EITHER Rahul Gandhi doesn’t do very well in the interviews and enclosed conferences, OR he does incredibly amazing well. In these personalized interactions, which are not scripted as the campaign speeches, he goes no holds barred, speaking his mind out without considering the repercussions.
One of the finest examples of this is his very early and sole interview to Arnab Goswami (on Times Now in 2014), where he bluntly admitted that few Congressmen had some hand in the 1984 Sikh-riot. Big controversy followed, but he spoke the truth nonetheless.
During such interactions, Rahul Gandhi doesn’t really think too much about the politics and other aspects. Call this his naïve-ness or genuineness. And this is something we can all recognize and appreciate—at least today when lying has become an integral culture for the politicians.
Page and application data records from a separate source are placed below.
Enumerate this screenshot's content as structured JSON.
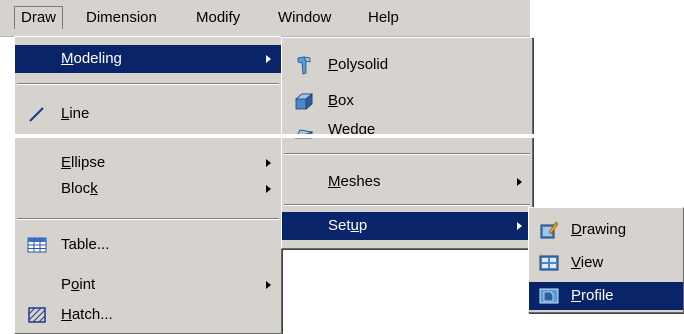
{
  "menubar": {
    "items": [
      "Draw",
      "Dimension",
      "Modify",
      "Window",
      "Help"
    ]
  },
  "draw_menu": {
    "modeling": {
      "pre": "",
      "acc": "M",
      "post": "odeling"
    },
    "line": {
      "pre": "",
      "acc": "L",
      "post": "ine"
    },
    "ellipse": {
      "pre": "",
      "acc": "E",
      "post": "llipse"
    },
    "block": {
      "pre": "Bloc",
      "acc": "k",
      "post": ""
    },
    "table": {
      "pre": "Table...",
      "acc": "",
      "post": ""
    },
    "point": {
      "pre": "P",
      "acc": "o",
      "post": "int"
    },
    "hatch": {
      "pre": "",
      "acc": "H",
      "post": "atch..."
    }
  },
  "modeling_menu": {
    "polysolid": {
      "pre": "",
      "acc": "P",
      "post": "olysolid"
    },
    "box": {
      "pre": "",
      "acc": "B",
      "post": "ox"
    },
    "wedge": {
      "pre": "Wedge",
      "acc": "",
      "post": ""
    },
    "meshes": {
      "pre": "",
      "acc": "M",
      "post": "eshes"
    },
    "setup": {
      "pre": "Set",
      "acc": "u",
      "post": "p"
    }
  },
  "setup_menu": {
    "drawing": {
      "pre": "",
      "acc": "D",
      "post": "rawing"
    },
    "view": {
      "pre": "",
      "acc": "V",
      "post": "iew"
    },
    "profile": {
      "pre": "",
      "acc": "P",
      "post": "rofile"
    }
  },
  "colors": {
    "menu_bg": "#d6d3ce",
    "highlight": "#0a246a",
    "highlight_text": "#ffffff"
  }
}
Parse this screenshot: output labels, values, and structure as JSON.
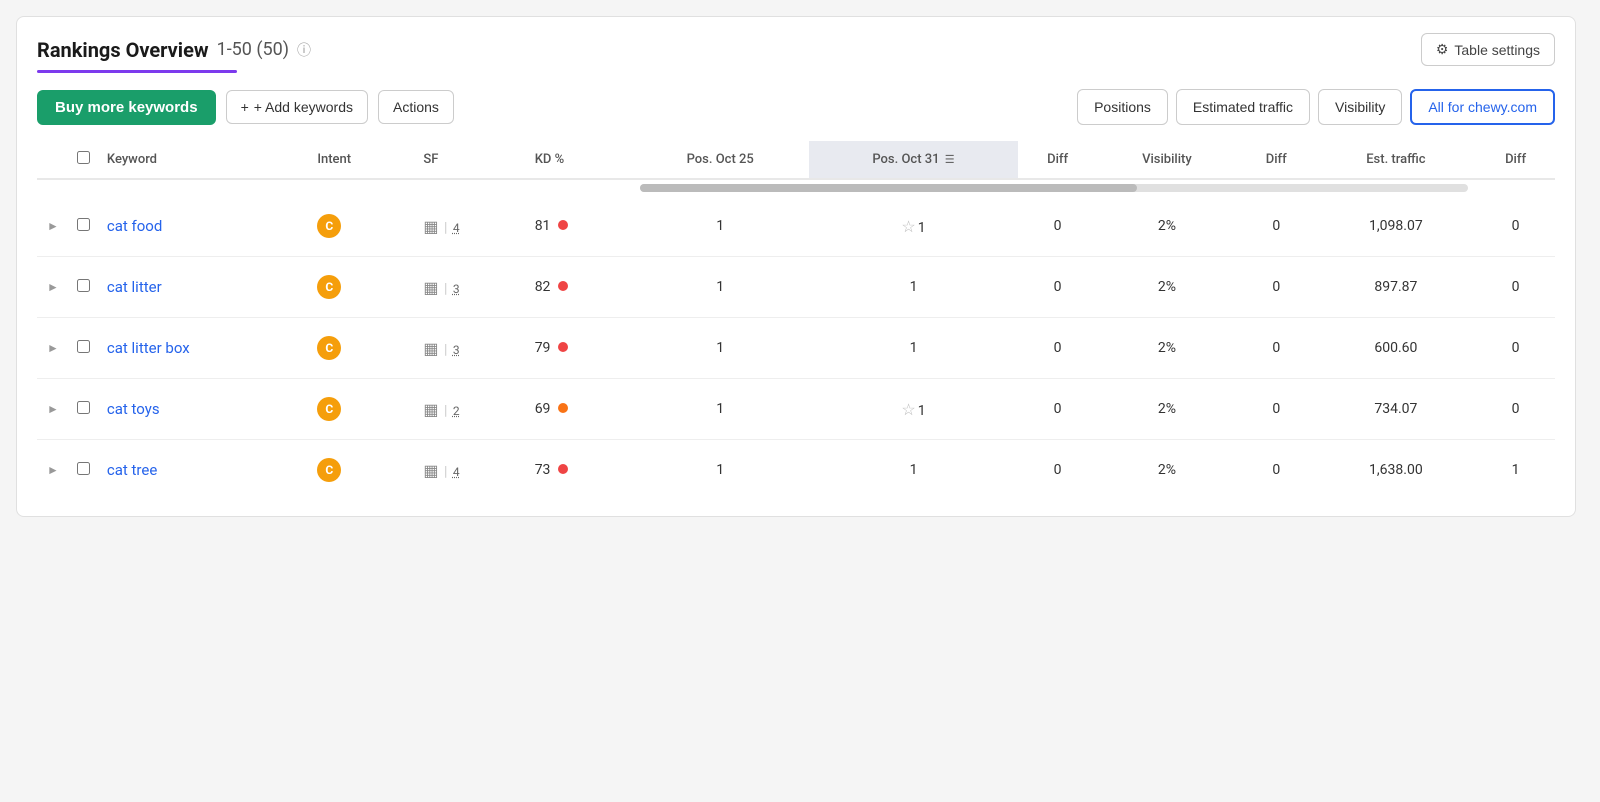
{
  "header": {
    "title": "Rankings Overview",
    "range": "1-50 (50)",
    "info_icon": "ℹ",
    "table_settings_label": "Table settings",
    "gear_icon": "⚙"
  },
  "toolbar": {
    "buy_keywords_label": "Buy more keywords",
    "add_keywords_label": "+ Add keywords",
    "actions_label": "Actions",
    "tabs": [
      {
        "label": "Positions",
        "active": false
      },
      {
        "label": "Estimated traffic",
        "active": false
      },
      {
        "label": "Visibility",
        "active": false
      },
      {
        "label": "All for chewy.com",
        "active": true
      }
    ]
  },
  "table": {
    "columns": [
      {
        "key": "expand",
        "label": ""
      },
      {
        "key": "checkbox",
        "label": ""
      },
      {
        "key": "keyword",
        "label": "Keyword"
      },
      {
        "key": "intent",
        "label": "Intent"
      },
      {
        "key": "sf",
        "label": "SF"
      },
      {
        "key": "kd",
        "label": "KD %"
      },
      {
        "key": "pos_oct25",
        "label": "Pos. Oct 25"
      },
      {
        "key": "pos_oct31",
        "label": "Pos. Oct 31",
        "sorted": true
      },
      {
        "key": "diff",
        "label": "Diff"
      },
      {
        "key": "visibility",
        "label": "Visibility"
      },
      {
        "key": "vis_diff",
        "label": "Diff"
      },
      {
        "key": "est_traffic",
        "label": "Est. traffic"
      },
      {
        "key": "est_diff",
        "label": "Diff"
      }
    ],
    "rows": [
      {
        "keyword": "cat food",
        "intent": "C",
        "sf_num": "4",
        "kd": "81",
        "kd_color": "red",
        "pos_oct25": "1",
        "pos_oct31": "1",
        "pos_oct31_star": true,
        "diff": "0",
        "visibility": "2%",
        "vis_diff": "0",
        "est_traffic": "1,098.07",
        "est_diff": "0"
      },
      {
        "keyword": "cat litter",
        "intent": "C",
        "sf_num": "3",
        "kd": "82",
        "kd_color": "red",
        "pos_oct25": "1",
        "pos_oct31": "1",
        "pos_oct31_star": false,
        "diff": "0",
        "visibility": "2%",
        "vis_diff": "0",
        "est_traffic": "897.87",
        "est_diff": "0"
      },
      {
        "keyword": "cat litter box",
        "intent": "C",
        "sf_num": "3",
        "kd": "79",
        "kd_color": "red",
        "pos_oct25": "1",
        "pos_oct31": "1",
        "pos_oct31_star": false,
        "diff": "0",
        "visibility": "2%",
        "vis_diff": "0",
        "est_traffic": "600.60",
        "est_diff": "0"
      },
      {
        "keyword": "cat toys",
        "intent": "C",
        "sf_num": "2",
        "kd": "69",
        "kd_color": "orange",
        "pos_oct25": "1",
        "pos_oct31": "1",
        "pos_oct31_star": true,
        "diff": "0",
        "visibility": "2%",
        "vis_diff": "0",
        "est_traffic": "734.07",
        "est_diff": "0"
      },
      {
        "keyword": "cat tree",
        "intent": "C",
        "sf_num": "4",
        "kd": "73",
        "kd_color": "red",
        "pos_oct25": "1",
        "pos_oct31": "1",
        "pos_oct31_star": false,
        "diff": "0",
        "visibility": "2%",
        "vis_diff": "0",
        "est_traffic": "1,638.00",
        "est_diff": "1"
      }
    ]
  }
}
This is perhaps why we have seen Rahul go to USA, Germany, and UK, and deliver hard-hitting speeches whose noise reached back home in amplified tune. The latest that the Indian media and the entire political diaspora is dancing to is to the tune of Rahul Gandhi’s speech in Germany.
His speech/conversation was outstanding from every angle and looked honest. He talked about unemployment, Indian culture that’s unfavorable to women, global terrorism and, at large, the social fabric back in the country. Listening to his personalized views that weren’t directed to appeal the voters was fresh and interesting.
Check out Rahul Gandhi speech in Germany:
Not very surprisingly, BJP people (and their media stooges) were on-guard to reply to anything and everything that Rahul says. One of the most absurd responses were on Rahul discussing about unemployment in India. Apparently, spilling the truth brought disgrace to the country on the global platform. A BJP-linked social activist Vijay Upadhyay even said: “ghar ki baat ghar me hi rehni chahiye”. Meaning, Rahul shouldn’t have talked about this problem outside the country because it hurt’s nation’s repute. Well well…
Similarly, Rahul was in his finest form during his address at the Harvard University last year.
Check Rahul Gandhi speech at Harvard:
Now it’s quite a bummer that he fails to create the same magic in speeches back in the home as he does on the foreign land. His election campaign speeches are cringy many times. He fails to connect with the people. The intensity of his addresses looks to be made-up.
Like mentioned, a lot of this could be because he’s handed over a script (much like Narendra Modi). He is asked to speak on things that aren’t necessarily of his interest. He is asked to play the caste and religion cards to appeal the voters, which Mr. Modi has championed, that he might not necessarily be interested in. And above all, his speeches in home are an unexciting affair for the media coverage. So, even when he does manage to give good speeches once in a while, the ‘godi media’ never acknowledges it; hence his voice never reaches to the end people.
(Courtesy: Financial Express)
But it must also be noted that all these could well change following Rahul Gandhi speech at the parliament during the no-confidence motion against the Modi Government. He was fierce, he was much relaxed and literally ripped the party in power into pieces. And the hug gave his ideas a whole different angle at a time when BJP is busy propagating hate politics across the country.
So, indeed, Rahul Gandhi speeches has been fairly dull at home and fire overseas, this could change soon as we approach General Election 2019. Rahul Gandhi is growing, evolving, becoming experienced—all these will play into his favor. I mean, we can’t expect him to deliver a Mr. Modi-like speech at 48. Before that, we must check where PM Narendra Modi was when he was 48 years old and how good of speeches he was delivering because that’s the criteria of India voters!!